Tyson Fick has devoted his career to Alaskan salmon. A part-time commercial fisherman and former fishing guide, Fick has served as spokesman for the Alaskan fishing industry for the last five years. He’s caught and eaten more than his share of the five Pacific varieties: king (a k a Chinook), sockeye, coho, pink and chum.
“Salmon is not just salmon,” he says. “They all have slightly different flavors and mouthfeel, so they pair differently with wine. The king and sockeye have a more robust flavor and more Omega-3s than pink, so they can pair well with Pinot Noir.”

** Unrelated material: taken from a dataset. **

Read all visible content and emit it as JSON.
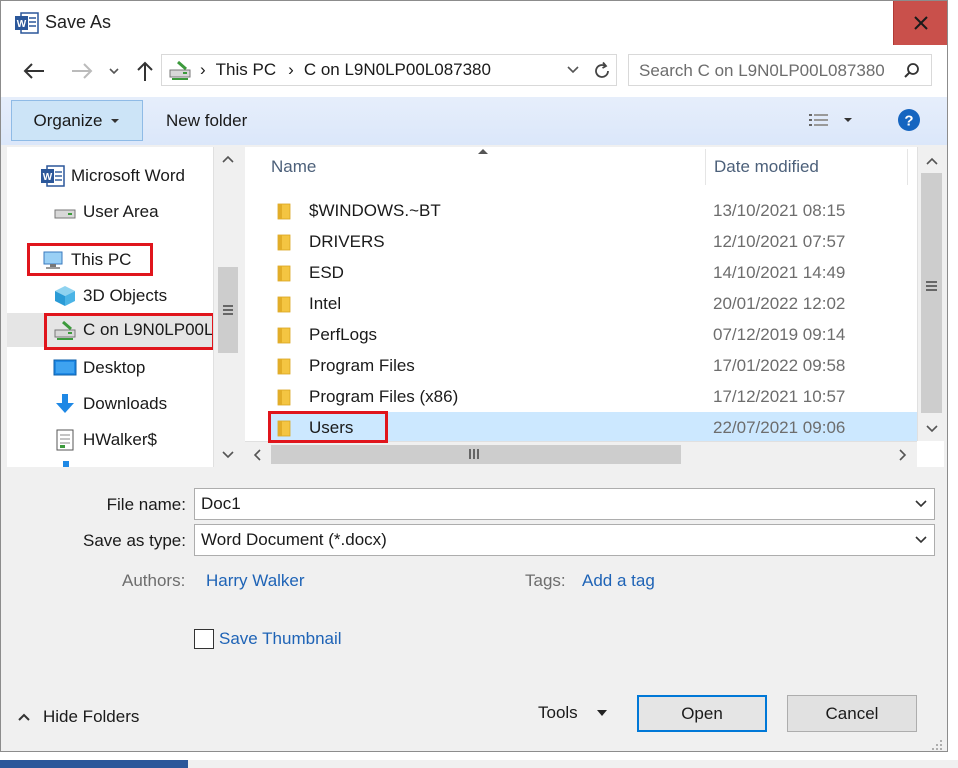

Wild Pacific salmon typically has half the total fat of its farm-raised Atlantic counterparts. Fick says most of the wild salmon sold in U.S. supermarkets is sockeye, with its bright red flesh and flaky texture. Fick likes to season his sockeye lightly with spicy Middle Eastern harissa and grill it with care.

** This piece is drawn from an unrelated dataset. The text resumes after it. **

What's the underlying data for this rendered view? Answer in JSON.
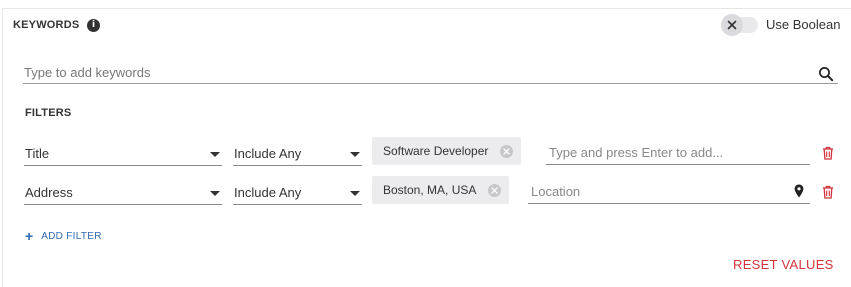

Published: April 18, 2016
Rub salmon with harissa. Marinate at room temperature for 45 minutes. Lightly oil grill and heat to 500˚F. Place filets over direct heat, flesh-side down. Turn after 3 minutes, depending on thickness of fillets. Move fillets away from direct heat, and reduce temperature or move coals away. Cook 8 minutes, or until center just turns from red to pink. Use spatula to separate and lift fillets from skin (unless you like crispy skin). Serve on warm plates. Serves 4.

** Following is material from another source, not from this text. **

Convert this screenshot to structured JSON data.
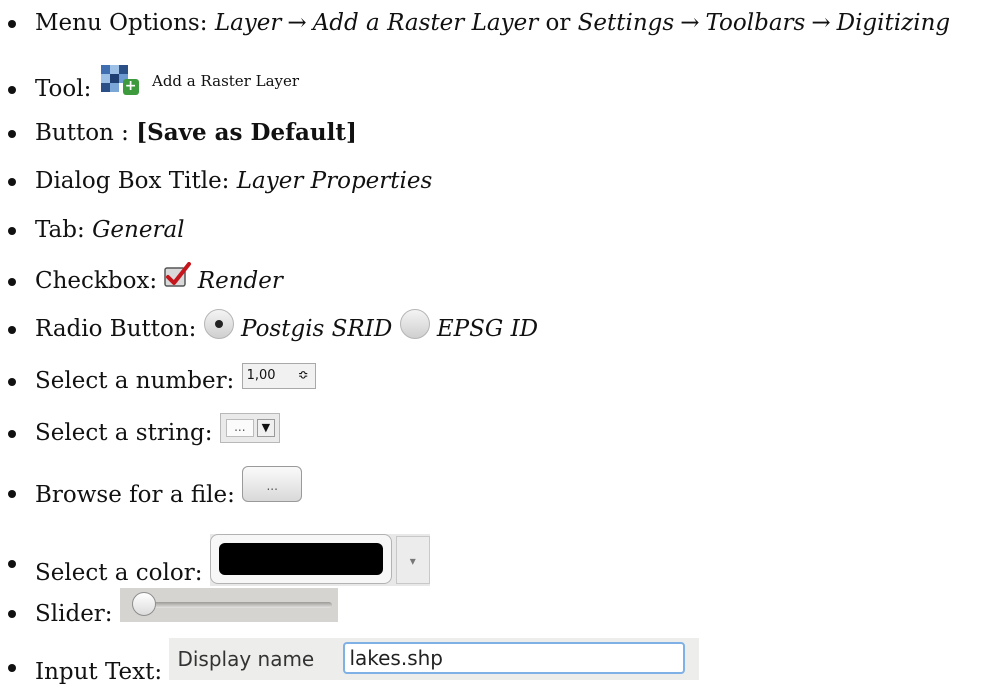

Silas 2014 The Pearl Pinot Noir (Willamette Valley); $45, 91 points. A sleek, striking wine with wild-picked berry flavors of cranberry and raspberry, this underwent native yeast fermentation and rested on the lees for nine months. It’s fragrant, balanced and long, with bright fruit still quite fresh and lively. —Paul Gregutt